>>>>>

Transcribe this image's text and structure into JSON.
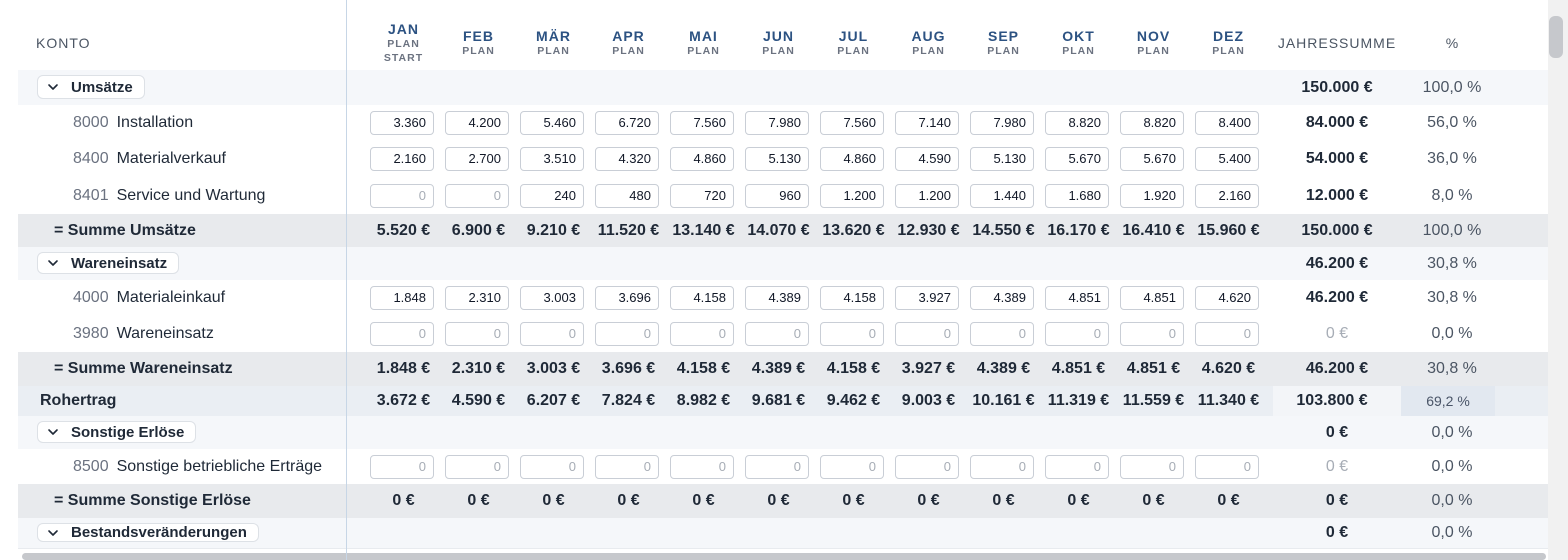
{
  "header": {
    "konto": "KONTO",
    "months": [
      {
        "name": "JAN",
        "l1": "PLAN",
        "l2": "START"
      },
      {
        "name": "FEB",
        "l1": "PLAN"
      },
      {
        "name": "MÄR",
        "l1": "PLAN"
      },
      {
        "name": "APR",
        "l1": "PLAN"
      },
      {
        "name": "MAI",
        "l1": "PLAN"
      },
      {
        "name": "JUN",
        "l1": "PLAN"
      },
      {
        "name": "JUL",
        "l1": "PLAN"
      },
      {
        "name": "AUG",
        "l1": "PLAN"
      },
      {
        "name": "SEP",
        "l1": "PLAN"
      },
      {
        "name": "OKT",
        "l1": "PLAN"
      },
      {
        "name": "NOV",
        "l1": "PLAN"
      },
      {
        "name": "DEZ",
        "l1": "PLAN"
      }
    ],
    "jahressumme": "JAHRESSUMME",
    "percent": "%"
  },
  "rows": [
    {
      "type": "group",
      "label": "Umsätze",
      "sum": "150.000 €",
      "pct": "100,0 %"
    },
    {
      "type": "item",
      "num": "8000",
      "name": "Installation",
      "values": [
        "3.360",
        "4.200",
        "5.460",
        "6.720",
        "7.560",
        "7.980",
        "7.560",
        "7.140",
        "7.980",
        "8.820",
        "8.820",
        "8.400"
      ],
      "sum": "84.000 €",
      "pct": "56,0 %"
    },
    {
      "type": "item",
      "num": "8400",
      "name": "Materialverkauf",
      "values": [
        "2.160",
        "2.700",
        "3.510",
        "4.320",
        "4.860",
        "5.130",
        "4.860",
        "4.590",
        "5.130",
        "5.670",
        "5.670",
        "5.400"
      ],
      "sum": "54.000 €",
      "pct": "36,0 %"
    },
    {
      "type": "item",
      "num": "8401",
      "name": "Service und Wartung",
      "values": [
        "0",
        "0",
        "240",
        "480",
        "720",
        "960",
        "1.200",
        "1.200",
        "1.440",
        "1.680",
        "1.920",
        "2.160"
      ],
      "sum": "12.000 €",
      "pct": "8,0 %"
    },
    {
      "type": "sum",
      "label": "= Summe Umsätze",
      "values": [
        "5.520 €",
        "6.900 €",
        "9.210 €",
        "11.520 €",
        "13.140 €",
        "14.070 €",
        "13.620 €",
        "12.930 €",
        "14.550 €",
        "16.170 €",
        "16.410 €",
        "15.960 €"
      ],
      "sum": "150.000 €",
      "pct": "100,0 %"
    },
    {
      "type": "group",
      "label": "Wareneinsatz",
      "sum": "46.200 €",
      "pct": "30,8 %"
    },
    {
      "type": "item",
      "num": "4000",
      "name": "Materialeinkauf",
      "values": [
        "1.848",
        "2.310",
        "3.003",
        "3.696",
        "4.158",
        "4.389",
        "4.158",
        "3.927",
        "4.389",
        "4.851",
        "4.851",
        "4.620"
      ],
      "sum": "46.200 €",
      "pct": "30,8 %"
    },
    {
      "type": "item",
      "num": "3980",
      "name": "Wareneinsatz",
      "values": [
        "0",
        "0",
        "0",
        "0",
        "0",
        "0",
        "0",
        "0",
        "0",
        "0",
        "0",
        "0"
      ],
      "sum": "0 €",
      "pct": "0,0 %"
    },
    {
      "type": "sum",
      "label": "= Summe Wareneinsatz",
      "values": [
        "1.848 €",
        "2.310 €",
        "3.003 €",
        "3.696 €",
        "4.158 €",
        "4.389 €",
        "4.158 €",
        "3.927 €",
        "4.389 €",
        "4.851 €",
        "4.851 €",
        "4.620 €"
      ],
      "sum": "46.200 €",
      "pct": "30,8 %"
    },
    {
      "type": "roh",
      "label": "Rohertrag",
      "values": [
        "3.672 €",
        "4.590 €",
        "6.207 €",
        "7.824 €",
        "8.982 €",
        "9.681 €",
        "9.462 €",
        "9.003 €",
        "10.161 €",
        "11.319 €",
        "11.559 €",
        "11.340 €"
      ],
      "sum": "103.800 €",
      "pct": "69,2 %"
    },
    {
      "type": "group",
      "label": "Sonstige Erlöse",
      "sum": "0 €",
      "pct": "0,0 %"
    },
    {
      "type": "item",
      "num": "8500",
      "name": "Sonstige betriebliche Erträge",
      "values": [
        "0",
        "0",
        "0",
        "0",
        "0",
        "0",
        "0",
        "0",
        "0",
        "0",
        "0",
        "0"
      ],
      "sum": "0 €",
      "pct": "0,0 %"
    },
    {
      "type": "sum",
      "label": "= Summe Sonstige Erlöse",
      "values": [
        "0 €",
        "0 €",
        "0 €",
        "0 €",
        "0 €",
        "0 €",
        "0 €",
        "0 €",
        "0 €",
        "0 €",
        "0 €",
        "0 €"
      ],
      "sum": "0 €",
      "pct": "0,0 %"
    },
    {
      "type": "group",
      "label": "Bestandsveränderungen",
      "sum": "0 €",
      "pct": "0,0 %"
    }
  ]
}
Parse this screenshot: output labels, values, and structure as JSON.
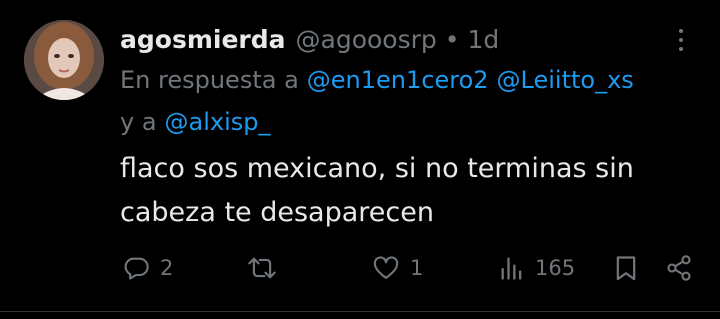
{
  "tweet": {
    "display_name": "agosmierda",
    "handle": "@agooosrp",
    "separator": "•",
    "time": "1d",
    "reply_prefix": "En respuesta a",
    "mentions": [
      "@en1en1cero2",
      "@Leiitto_xs",
      "@alxisp_"
    ],
    "reply_and": "y a",
    "text_line_1": "flaco sos mexicano, si no terminas sin",
    "text_line_2": "cabeza te desaparecen"
  },
  "actions": {
    "replies": "2",
    "retweets": "",
    "likes": "1",
    "views": "165"
  },
  "icons": {
    "reply": "reply-icon",
    "retweet": "retweet-icon",
    "like": "heart-icon",
    "views": "views-icon",
    "bookmark": "bookmark-icon",
    "share": "share-icon",
    "more": "more-icon"
  },
  "colors": {
    "background": "#000000",
    "text_primary": "#e7e9ea",
    "text_secondary": "#71767b",
    "mention": "#1d9bf0"
  }
}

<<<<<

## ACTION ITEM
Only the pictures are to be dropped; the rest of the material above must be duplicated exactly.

## OUTPUT FOR THIS TASK
Transcribe this image's text and structure into JSON.
{
  "header": {
    "konto": "KONTO",
    "months": [
      {
        "name": "JAN",
        "l1": "PLAN",
        "l2": "START"
      },
      {
        "name": "FEB",
        "l1": "PLAN"
      },
      {
        "name": "MÄR",
        "l1": "PLAN"
      },
      {
        "name": "APR",
        "l1": "PLAN"
      },
      {
        "name": "MAI",
        "l1": "PLAN"
      },
      {
        "name": "JUN",
        "l1": "PLAN"
      },
      {
        "name": "JUL",
        "l1": "PLAN"
      },
      {
        "name": "AUG",
        "l1": "PLAN"
      },
      {
        "name": "SEP",
        "l1": "PLAN"
      },
      {
        "name": "OKT",
        "l1": "PLAN"
      },
      {
        "name": "NOV",
        "l1": "PLAN"
      },
      {
        "name": "DEZ",
        "l1": "PLAN"
      }
    ],
    "jahressumme": "JAHRESSUMME",
    "percent": "%"
  },
  "rows": [
    {
      "type": "group",
      "label": "Umsätze",
      "sum": "150.000 €",
      "pct": "100,0 %"
    },
    {
      "type": "item",
      "num": "8000",
      "name": "Installation",
      "values": [
        "3.360",
        "4.200",
        "5.460",
        "6.720",
        "7.560",
        "7.980",
        "7.560",
        "7.140",
        "7.980",
        "8.820",
        "8.820",
        "8.400"
      ],
      "sum": "84.000 €",
      "pct": "56,0 %"
    },
    {
      "type": "item",
      "num": "8400",
      "name": "Materialverkauf",
      "values": [
        "2.160",
        "2.700",
        "3.510",
        "4.320",
        "4.860",
        "5.130",
        "4.860",
        "4.590",
        "5.130",
        "5.670",
        "5.670",
        "5.400"
      ],
      "sum": "54.000 €",
      "pct": "36,0 %"
    },
    {
      "type": "item",
      "num": "8401",
      "name": "Service und Wartung",
      "values": [
        "0",
        "0",
        "240",
        "480",
        "720",
        "960",
        "1.200",
        "1.200",
        "1.440",
        "1.680",
        "1.920",
        "2.160"
      ],
      "sum": "12.000 €",
      "pct": "8,0 %"
    },
    {
      "type": "sum",
      "label": "= Summe Umsätze",
      "values": [
        "5.520 €",
        "6.900 €",
        "9.210 €",
        "11.520 €",
        "13.140 €",
        "14.070 €",
        "13.620 €",
        "12.930 €",
        "14.550 €",
        "16.170 €",
        "16.410 €",
        "15.960 €"
      ],
      "sum": "150.000 €",
      "pct": "100,0 %"
    },
    {
      "type": "group",
      "label": "Wareneinsatz",
      "sum": "46.200 €",
      "pct": "30,8 %"
    },
    {
      "type": "item",
      "num": "4000",
      "name": "Materialeinkauf",
      "values": [
        "1.848",
        "2.310",
        "3.003",
        "3.696",
        "4.158",
        "4.389",
        "4.158",
        "3.927",
        "4.389",
        "4.851",
        "4.851",
        "4.620"
      ],
      "sum": "46.200 €",
      "pct": "30,8 %"
    },
    {
      "type": "item",
      "num": "3980",
      "name": "Wareneinsatz",
      "values": [
        "0",
        "0",
        "0",
        "0",
        "0",
        "0",
        "0",
        "0",
        "0",
        "0",
        "0",
        "0"
      ],
      "sum": "0 €",
      "pct": "0,0 %"
    },
    {
      "type": "sum",
      "label": "= Summe Wareneinsatz",
      "values": [
        "1.848 €",
        "2.310 €",
        "3.003 €",
        "3.696 €",
        "4.158 €",
        "4.389 €",
        "4.158 €",
        "3.927 €",
        "4.389 €",
        "4.851 €",
        "4.851 €",
        "4.620 €"
      ],
      "sum": "46.200 €",
      "pct": "30,8 %"
    },
    {
      "type": "roh",
      "label": "Rohertrag",
      "values": [
        "3.672 €",
        "4.590 €",
        "6.207 €",
        "7.824 €",
        "8.982 €",
        "9.681 €",
        "9.462 €",
        "9.003 €",
        "10.161 €",
        "11.319 €",
        "11.559 €",
        "11.340 €"
      ],
      "sum": "103.800 €",
      "pct": "69,2 %"
    },
    {
      "type": "group",
      "label": "Sonstige Erlöse",
      "sum": "0 €",
      "pct": "0,0 %"
    },
    {
      "type": "item",
      "num": "8500",
      "name": "Sonstige betriebliche Erträge",
      "values": [
        "0",
        "0",
        "0",
        "0",
        "0",
        "0",
        "0",
        "0",
        "0",
        "0",
        "0",
        "0"
      ],
      "sum": "0 €",
      "pct": "0,0 %"
    },
    {
      "type": "sum",
      "label": "= Summe Sonstige Erlöse",
      "values": [
        "0 €",
        "0 €",
        "0 €",
        "0 €",
        "0 €",
        "0 €",
        "0 €",
        "0 €",
        "0 €",
        "0 €",
        "0 €",
        "0 €"
      ],
      "sum": "0 €",
      "pct": "0,0 %"
    },
    {
      "type": "group",
      "label": "Bestandsveränderungen",
      "sum": "0 €",
      "pct": "0,0 %"
    }
  ]
}
Parse this screenshot: output labels, values, and structure as JSON.
{
  "tweet": {
    "display_name": "agosmierda",
    "handle": "@agooosrp",
    "separator": "•",
    "time": "1d",
    "reply_prefix": "En respuesta a",
    "mentions": [
      "@en1en1cero2",
      "@Leiitto_xs",
      "@alxisp_"
    ],
    "reply_and": "y a",
    "text_line_1": "flaco sos mexicano, si no terminas sin",
    "text_line_2": "cabeza te desaparecen"
  },
  "actions": {
    "replies": "2",
    "retweets": "",
    "likes": "1",
    "views": "165"
  },
  "icons": {
    "reply": "reply-icon",
    "retweet": "retweet-icon",
    "like": "heart-icon",
    "views": "views-icon",
    "bookmark": "bookmark-icon",
    "share": "share-icon",
    "more": "more-icon"
  },
  "colors": {
    "background": "#000000",
    "text_primary": "#e7e9ea",
    "text_secondary": "#71767b",
    "mention": "#1d9bf0"
  }
}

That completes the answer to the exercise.